Case against: He’s on the disabled list with a strained hamstring that isn’t recovering as quickly as those closest to the situation assumed. He’s been injury-prone over his career, so if that one doesn’t resurface, a different one could drag him down. He could also get more days off in September if the Sox want to figure out what Carlos Sanchez can do once and for all.

Jose Abreu (11 homers)

Case for: It’s pretty much entirely with his track record. He hit 66 homers over his first two years, and he's supposedly healthy, even if it looks like there’s something hampering him.

Case against: He was outhomered by Anthony Ranaudo in July.

Melky Cabrera (eight homers)

Case for: He’s second on the team in slugging, and by a comfortable margin (Abreu and Lawrie are tied at .413). He’s maintained his productivity throughout the season with no signs of slowing down, and his production is well within his career averages. He hit 12 homers during a down year last year, so it stands to reason that 15 is possible.

Case against: Unlike Lawrie, he doesn’t sell out for them. He’s content spraying line drives to the opposite gap, which is aesthetically pleasing and good for sustaining a .307 average, but disappointing for socking dingers.

Adam Eaton (eight homers)

Case for: He finished second in homers last season when nobody six people saw that coming, and his 2015 power is still there, as evidenced by the longest homer of his career in Minnesota and an improvement on his homer/fly rate. He gets more plate appearances than the rest of the team, and if the team again limps into September, he might have more reason to air it out.

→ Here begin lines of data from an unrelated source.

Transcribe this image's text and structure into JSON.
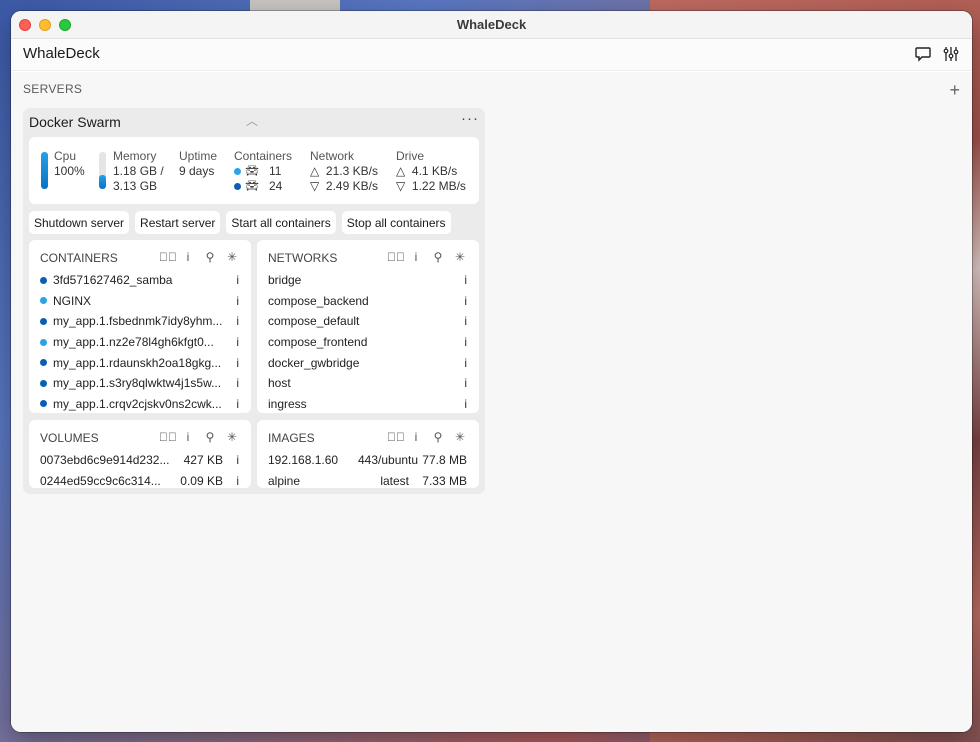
{
  "window": {
    "title": "WhaleDeck"
  },
  "app": {
    "name": "WhaleDeck",
    "icons": [
      "chat-icon",
      "sliders-icon"
    ]
  },
  "servers": {
    "header": "SERVERS",
    "add_icon": "plus-icon"
  },
  "server": {
    "name": "Docker Swarm",
    "stats": {
      "cpu": {
        "label": "Cpu",
        "value": "100%",
        "fill_fraction": 1.0
      },
      "memory": {
        "label": "Memory",
        "value": "1.18 GB /",
        "total": "3.13 GB",
        "fill_fraction": 0.38
      },
      "uptime": {
        "label": "Uptime",
        "value": "9 days"
      },
      "containers": {
        "label": "Containers",
        "running": "11",
        "total": "24",
        "running_color": "#29a3e6",
        "total_color": "#0a5fb5"
      },
      "network": {
        "label": "Network",
        "up": "21.3 KB/s",
        "down": "2.49 KB/s"
      },
      "drive": {
        "label": "Drive",
        "up": "4.1 KB/s",
        "down": "1.22 MB/s"
      }
    },
    "actions": [
      "Shutdown server",
      "Restart server",
      "Start all containers",
      "Stop all containers"
    ],
    "containers": {
      "title": "CONTAINERS",
      "items": [
        {
          "name": "3fd571627462_samba",
          "color": "#0a5fb5"
        },
        {
          "name": "NGINX",
          "color": "#29a3e6"
        },
        {
          "name": "my_app.1.fsbednmk7idy8yhm...",
          "color": "#0a5fb5"
        },
        {
          "name": "my_app.1.nz2e78l4gh6kfgt0...",
          "color": "#29a3e6"
        },
        {
          "name": "my_app.1.rdaunskh2oa18gkg...",
          "color": "#0a5fb5"
        },
        {
          "name": "my_app.1.s3ry8qlwktw4j1s5w...",
          "color": "#0a5fb5"
        },
        {
          "name": "my_app.1.crqv2cjskv0ns2cwk...",
          "color": "#0a5fb5"
        }
      ]
    },
    "networks": {
      "title": "NETWORKS",
      "items": [
        "bridge",
        "compose_backend",
        "compose_default",
        "compose_frontend",
        "docker_gwbridge",
        "host",
        "ingress"
      ]
    },
    "volumes": {
      "title": "VOLUMES",
      "items": [
        {
          "name": "0073ebd6c9e914d232...",
          "size": "427 KB"
        },
        {
          "name": "0244ed59cc9c6c314...",
          "size": "0.09 KB"
        }
      ]
    },
    "images": {
      "title": "IMAGES",
      "items": [
        {
          "name": "192.168.1.60",
          "tag": "443/ubuntu",
          "size": "77.8 MB"
        },
        {
          "name": "alpine",
          "tag": "latest",
          "size": "7.33 MB"
        }
      ]
    }
  }
}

Case against: He negates some of the plate-appearance advantage with his bunt attempts, as he’s already tried more of them in 2016 (19) than he did last year (17). It’s possible that the surge was attributable to hitting behind Tim Anderson instead of ahead of him. Nevertheless, his groundball-to-flyball rate has returned closer to its 2014 level, when Eaton put just one out of the park.

Avisail Garcia (eight homers)

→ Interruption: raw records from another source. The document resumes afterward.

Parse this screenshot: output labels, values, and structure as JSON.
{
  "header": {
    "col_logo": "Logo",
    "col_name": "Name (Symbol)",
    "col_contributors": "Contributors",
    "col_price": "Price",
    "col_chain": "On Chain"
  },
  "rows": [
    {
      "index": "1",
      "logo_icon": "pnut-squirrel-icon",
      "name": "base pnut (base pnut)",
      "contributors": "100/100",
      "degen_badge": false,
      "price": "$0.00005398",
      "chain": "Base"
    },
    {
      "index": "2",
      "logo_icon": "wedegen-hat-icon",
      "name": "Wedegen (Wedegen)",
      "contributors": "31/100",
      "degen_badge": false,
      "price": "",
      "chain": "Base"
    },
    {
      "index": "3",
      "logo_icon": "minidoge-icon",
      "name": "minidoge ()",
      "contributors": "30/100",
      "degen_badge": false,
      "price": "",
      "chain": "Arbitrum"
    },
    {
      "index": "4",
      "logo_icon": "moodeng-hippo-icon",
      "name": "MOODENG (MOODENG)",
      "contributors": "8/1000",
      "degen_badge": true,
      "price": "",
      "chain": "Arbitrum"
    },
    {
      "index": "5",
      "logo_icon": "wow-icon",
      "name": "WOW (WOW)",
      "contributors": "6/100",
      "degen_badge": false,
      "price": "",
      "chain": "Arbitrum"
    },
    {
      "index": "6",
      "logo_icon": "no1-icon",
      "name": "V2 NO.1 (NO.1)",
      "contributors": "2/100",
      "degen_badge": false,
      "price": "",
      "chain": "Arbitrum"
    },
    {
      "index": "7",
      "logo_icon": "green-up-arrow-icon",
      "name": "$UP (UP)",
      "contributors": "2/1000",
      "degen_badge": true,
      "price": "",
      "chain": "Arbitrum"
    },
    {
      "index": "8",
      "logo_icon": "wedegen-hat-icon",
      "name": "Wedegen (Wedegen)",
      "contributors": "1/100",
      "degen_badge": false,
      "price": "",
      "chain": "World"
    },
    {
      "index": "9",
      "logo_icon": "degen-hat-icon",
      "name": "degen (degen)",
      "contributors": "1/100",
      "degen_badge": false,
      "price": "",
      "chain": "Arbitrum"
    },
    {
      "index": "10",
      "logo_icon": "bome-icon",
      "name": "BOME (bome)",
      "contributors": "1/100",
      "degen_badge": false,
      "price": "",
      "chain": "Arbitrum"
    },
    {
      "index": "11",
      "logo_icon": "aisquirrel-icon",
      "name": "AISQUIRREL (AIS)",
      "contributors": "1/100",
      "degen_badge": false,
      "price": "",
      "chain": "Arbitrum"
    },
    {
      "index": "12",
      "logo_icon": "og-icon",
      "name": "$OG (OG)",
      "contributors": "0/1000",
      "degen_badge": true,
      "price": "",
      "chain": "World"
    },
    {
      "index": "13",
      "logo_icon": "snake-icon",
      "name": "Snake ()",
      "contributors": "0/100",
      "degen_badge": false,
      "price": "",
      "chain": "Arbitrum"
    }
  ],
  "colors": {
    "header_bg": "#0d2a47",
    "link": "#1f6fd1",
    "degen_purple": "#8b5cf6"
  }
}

Case for: He hit 900 feet of homers in one game against Detroit, a jarring reminder of just how strong he is. He leads the full-season players in hard contact, and his overall plate discipline is improved, even if not nearly enough to give him a successful identity yet. Anybody who challenges his playing time mysteriously comes down with a case of murder.

Case against: Too much of that hard contact doesn’t get in the air. His ground-ball rate has risen to 53.5 percent, up from 48.8 percent last year, which neutralizes his improved homer/fly rate. He isn’t going to play as much as the other candidates, even if he still gets regular looks.

Tim Anderson (five homers)

Case for: He has home-run power, especially in U.S. Cellular Field. He gets the second-most plate appearances on the team, and he’ll probably get as many reps as possible over the last two months.

Case against: The league seems to be catching up to Anderson, who is hitting .230/.230/.246 with one double, zero walks and 15 strikeouts since his last homer. He also has a higher ground-ball rate than Garcia, so between his approach and the growing pains that make it tough to elevate the ball to the pull field against MLB pitching, it’s an uphill climb. I really only mentioned him to get to ...

Justin Morneau (three homers)

Case for: He’s hitting 260/.327/.480 over his first 15 games, and he’s somebody you want to see at the plate. He’s already matched last year’s home run total with the Rockies, and the swing is good for it when you look at his spray chart. Early success against lefties (and a lack of compelling options otherwise) will likely mean more at-bats than he was supposed to receive. Also, think about how perfect it would be if Morneau hit 15 homers. You know, that he would’ve been the perfect addition for the stretch drive and somehow it just didn’t matter.

Case against: He hasn’t reached 20 homers in a full season since his concussion problems, so asking for 13-15 homers over two months is quite a stretch. The late start likely dooms him, especially if Lawrie comes back sooner rather than later.